Exercise: Go through the lines below and copy any that hold the string "swatch".

Provided information:

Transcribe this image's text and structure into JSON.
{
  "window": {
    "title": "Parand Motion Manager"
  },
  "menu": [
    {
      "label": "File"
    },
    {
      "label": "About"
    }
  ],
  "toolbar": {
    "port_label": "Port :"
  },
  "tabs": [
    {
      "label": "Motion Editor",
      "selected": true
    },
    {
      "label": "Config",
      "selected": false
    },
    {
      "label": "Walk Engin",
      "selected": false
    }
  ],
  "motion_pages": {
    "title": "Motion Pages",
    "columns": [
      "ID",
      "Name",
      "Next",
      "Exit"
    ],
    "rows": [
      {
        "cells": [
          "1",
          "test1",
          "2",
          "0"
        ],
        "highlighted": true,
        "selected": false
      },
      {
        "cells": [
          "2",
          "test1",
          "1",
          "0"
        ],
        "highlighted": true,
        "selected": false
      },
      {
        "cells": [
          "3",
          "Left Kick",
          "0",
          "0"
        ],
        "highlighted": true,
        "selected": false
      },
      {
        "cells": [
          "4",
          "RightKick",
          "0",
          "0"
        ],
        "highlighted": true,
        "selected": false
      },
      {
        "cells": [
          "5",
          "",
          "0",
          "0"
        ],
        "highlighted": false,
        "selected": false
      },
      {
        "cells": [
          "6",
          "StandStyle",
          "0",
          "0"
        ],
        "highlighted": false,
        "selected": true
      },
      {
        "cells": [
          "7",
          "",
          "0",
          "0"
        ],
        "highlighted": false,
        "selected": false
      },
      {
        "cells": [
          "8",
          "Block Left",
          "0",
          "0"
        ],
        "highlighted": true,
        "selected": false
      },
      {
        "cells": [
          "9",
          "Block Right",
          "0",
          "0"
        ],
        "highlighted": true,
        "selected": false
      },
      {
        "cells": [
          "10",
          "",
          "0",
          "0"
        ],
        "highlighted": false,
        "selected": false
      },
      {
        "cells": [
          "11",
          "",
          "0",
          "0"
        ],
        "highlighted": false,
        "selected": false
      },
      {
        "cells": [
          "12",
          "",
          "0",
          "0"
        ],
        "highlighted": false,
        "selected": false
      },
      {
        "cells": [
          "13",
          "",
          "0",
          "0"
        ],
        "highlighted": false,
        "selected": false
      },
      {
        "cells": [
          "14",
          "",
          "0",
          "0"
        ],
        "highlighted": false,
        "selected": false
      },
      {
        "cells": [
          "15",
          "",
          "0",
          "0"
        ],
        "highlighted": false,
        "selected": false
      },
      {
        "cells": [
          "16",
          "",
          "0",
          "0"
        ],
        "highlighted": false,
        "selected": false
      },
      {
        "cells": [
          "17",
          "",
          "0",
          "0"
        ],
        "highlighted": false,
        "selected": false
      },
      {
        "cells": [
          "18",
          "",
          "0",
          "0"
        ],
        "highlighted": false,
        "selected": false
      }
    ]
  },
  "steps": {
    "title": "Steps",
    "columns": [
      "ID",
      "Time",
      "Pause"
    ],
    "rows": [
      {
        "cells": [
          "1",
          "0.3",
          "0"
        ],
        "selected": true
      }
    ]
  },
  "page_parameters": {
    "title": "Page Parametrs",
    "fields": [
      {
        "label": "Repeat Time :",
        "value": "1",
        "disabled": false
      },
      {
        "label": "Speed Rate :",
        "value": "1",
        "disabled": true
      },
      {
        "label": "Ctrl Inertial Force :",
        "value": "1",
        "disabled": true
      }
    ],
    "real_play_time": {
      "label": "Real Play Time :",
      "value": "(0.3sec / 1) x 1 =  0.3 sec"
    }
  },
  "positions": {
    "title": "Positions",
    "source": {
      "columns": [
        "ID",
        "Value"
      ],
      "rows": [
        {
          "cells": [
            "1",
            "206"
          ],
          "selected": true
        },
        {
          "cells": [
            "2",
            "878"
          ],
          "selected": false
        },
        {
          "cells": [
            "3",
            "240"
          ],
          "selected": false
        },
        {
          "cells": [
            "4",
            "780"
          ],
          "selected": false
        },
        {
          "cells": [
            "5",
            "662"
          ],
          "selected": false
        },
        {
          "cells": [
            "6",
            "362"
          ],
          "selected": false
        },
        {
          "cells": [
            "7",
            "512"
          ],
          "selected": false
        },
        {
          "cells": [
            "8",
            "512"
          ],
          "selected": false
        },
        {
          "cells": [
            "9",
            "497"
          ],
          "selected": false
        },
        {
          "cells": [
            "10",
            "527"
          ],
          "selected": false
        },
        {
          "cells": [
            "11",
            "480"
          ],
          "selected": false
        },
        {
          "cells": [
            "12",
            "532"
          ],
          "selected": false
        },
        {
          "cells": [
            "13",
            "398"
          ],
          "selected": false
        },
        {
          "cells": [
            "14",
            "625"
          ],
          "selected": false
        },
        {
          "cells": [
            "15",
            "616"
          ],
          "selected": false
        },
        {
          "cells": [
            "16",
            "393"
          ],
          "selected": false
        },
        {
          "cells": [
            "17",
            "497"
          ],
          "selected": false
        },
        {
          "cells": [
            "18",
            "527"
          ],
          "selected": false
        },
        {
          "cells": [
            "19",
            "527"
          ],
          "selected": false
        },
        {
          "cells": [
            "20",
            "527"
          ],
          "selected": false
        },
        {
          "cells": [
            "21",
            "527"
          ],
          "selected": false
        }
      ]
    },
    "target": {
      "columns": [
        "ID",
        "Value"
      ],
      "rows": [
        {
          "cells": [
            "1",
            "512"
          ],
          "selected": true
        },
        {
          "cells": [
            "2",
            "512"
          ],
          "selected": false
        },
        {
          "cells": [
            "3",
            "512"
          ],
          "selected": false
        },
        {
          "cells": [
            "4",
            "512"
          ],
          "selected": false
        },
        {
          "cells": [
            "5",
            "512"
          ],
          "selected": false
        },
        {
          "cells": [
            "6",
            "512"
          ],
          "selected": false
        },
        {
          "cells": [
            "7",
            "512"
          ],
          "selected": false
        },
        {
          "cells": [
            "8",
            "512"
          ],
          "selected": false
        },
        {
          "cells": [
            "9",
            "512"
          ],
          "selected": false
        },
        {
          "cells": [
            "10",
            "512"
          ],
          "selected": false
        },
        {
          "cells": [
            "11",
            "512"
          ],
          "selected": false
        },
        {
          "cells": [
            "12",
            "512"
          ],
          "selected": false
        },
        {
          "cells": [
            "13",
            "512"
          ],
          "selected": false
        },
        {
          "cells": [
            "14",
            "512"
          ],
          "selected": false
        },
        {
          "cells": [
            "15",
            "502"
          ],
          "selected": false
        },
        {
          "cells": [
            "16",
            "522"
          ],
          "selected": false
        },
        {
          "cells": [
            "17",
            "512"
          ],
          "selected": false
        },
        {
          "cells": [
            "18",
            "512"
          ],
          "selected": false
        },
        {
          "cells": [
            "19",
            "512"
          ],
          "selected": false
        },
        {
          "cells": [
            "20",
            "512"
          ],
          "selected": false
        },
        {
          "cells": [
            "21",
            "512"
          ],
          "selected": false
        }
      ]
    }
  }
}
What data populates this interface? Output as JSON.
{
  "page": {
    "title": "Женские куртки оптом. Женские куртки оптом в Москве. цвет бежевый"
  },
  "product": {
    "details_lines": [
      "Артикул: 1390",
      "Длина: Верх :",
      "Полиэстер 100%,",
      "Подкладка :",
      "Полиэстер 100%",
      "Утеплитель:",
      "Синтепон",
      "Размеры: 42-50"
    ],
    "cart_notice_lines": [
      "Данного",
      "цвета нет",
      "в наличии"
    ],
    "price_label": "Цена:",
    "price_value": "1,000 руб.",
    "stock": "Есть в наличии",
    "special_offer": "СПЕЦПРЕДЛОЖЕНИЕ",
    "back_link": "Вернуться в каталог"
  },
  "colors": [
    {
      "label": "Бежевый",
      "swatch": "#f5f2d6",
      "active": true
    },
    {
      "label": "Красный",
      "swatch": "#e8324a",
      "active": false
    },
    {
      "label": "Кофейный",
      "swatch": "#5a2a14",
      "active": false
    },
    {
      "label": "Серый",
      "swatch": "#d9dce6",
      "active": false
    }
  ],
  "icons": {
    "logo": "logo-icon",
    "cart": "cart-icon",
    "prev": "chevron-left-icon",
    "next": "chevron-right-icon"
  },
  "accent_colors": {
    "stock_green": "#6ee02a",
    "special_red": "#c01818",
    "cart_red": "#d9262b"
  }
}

Exercise output:
      "swatch": "#f5f2d6",
      "swatch": "#e8324a",
      "swatch": "#5a2a14",
      "swatch": "#d9dce6",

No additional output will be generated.